Shani Shingnapur or Shani Shinganapur or Shingnapur or Sonai is a village in the Indian state of Maharashtra. Situated in Nevasa taluka in Ahmednagar district, the village is known for its popular temple of Shani, the Hindu god associated with the planet (graha) Saturn. Shingnapur is 35 km from Ahmednagar city.
Shingnapur is also famous for the fact that no house in the village has doors, only door frames. Despite this, no theft was reported in the village until 2010 when cash and items worth Rs. 35000/- were stolen for a vehicle, then in 2011 when Rs. 50000/-, gold rings, mobile phone, etc. was stolen from the home of a retired official of the Shree Shanaishwar Devasthan Trust and then again in January 2012 gold ornaments were stolen in temple itself! Still some villagers never keep their valuables under lock and key. Villagers believe that the temple is a “jagrut devasthan” (lit. “alive temple”), meaning that the god here is very powerful. They believe that god Shani punishes anyone attempting theft. The deity here is “Swayambhu” (Sanskrit: self-evolved deity) that is self emerged from earth in form of black but imposing stone. Though no one knows the exact period, it is believed that the Swayambhu Shanaishwara statue was found from times immemorial by shepherds of the then local hamlet. It is believed to be in existence at least since Kali yuga. Though there has been reports of thefts in Oct 2010 Feb 2011 and Jan 2012.
The story of the swayambhu statue handed down from generations through word of mouth, goes something like this: When the Shepherd touched the stone with a pointed rod, the stone started bleeding. The shepherds were astounded. Soon the whole village gathered around to watch the miracle. On that night Lord Shanaishwara appeared in the dream of the most devoted and pious of the shepherds.
He told the shepherd that he is “Shanaishwara”. He also told that the unique looking black stone is his swayambhu form. The shepherd prayed and asked the lord whether he should construct a temple for him. To this, Lord Shani Mahatma said there is no need for a roof as the whole sky is his roof and he preferred to be under open sky. He asked the shephered to do daily pooja and ‘Tailabhisheka’ every Saturday without fail. He also promised the whole hamlet will have no fear of dacoits or burglars or thieves.

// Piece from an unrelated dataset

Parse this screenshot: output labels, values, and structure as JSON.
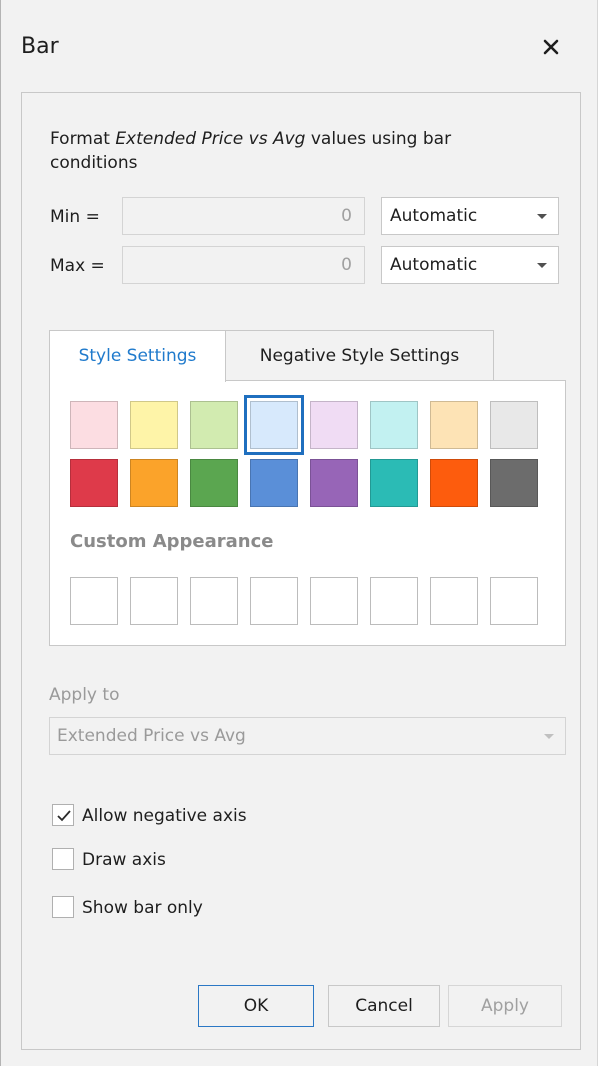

So, Lord Shanaishwara can be seen even today, in the open yard without any roof above. To this day, there are no doors for any houses, shops, temples. It is to be seen to believe that even post office has no door, not to speak of locks. Due to the fear of Lord Shani, none of the structures, be it dwelling houses, huts, shops, etc. situated within one kilometer radius of this Lord Shani temple have neither doors nor locks. No thievery or burglary was reported until 2010 when first theft was reported and again another one was reported in 2011. Some who have tried to steal have died vomiting blood within minutes of their act and before they could cross the boundary. Many others are said have received varied punishments such as long sickness, mental imbalance etc.
Shani Shingnapur is visited daily by thousands of devotees praying for Lord Shaneswara’s favour. The place is busiest on Saturdays. Shani Trayodasi is considered to be a favorite day for the lord. Similarly Saturday falling on ‘Amavasya’ (new moon day in Sanskrit and many other Indian languages) is considered to be a favorites day for the Lord Shanaishwara. Thousands of devotees seeking his blessings throng this temple in thousands.
The shrine for Shani consists of a five and a half feet high black rock installed on an open-air platform, which symbolizes the god Shani. A Trishula (trident) is placed along the side of the image and a Nandi (bull) image is on the south side. In front are the small images of Shiva and Hanuman.
Generally, the temple has 30–45,000 visitors a day, which swells to around three lakh (i.e. three hundred thousand) on amavasya (the new moon day), believed to be the most auspicious day to appease Shani. The village holds a fair in honour of the deity on this day. A bigger festival is held on new moon days that fall on Saturdays. Devotees bathe Lord Shani’s image with water and oil and offer flowers, and udid to him. A palanquin procession of Shani is held on the day of the fair.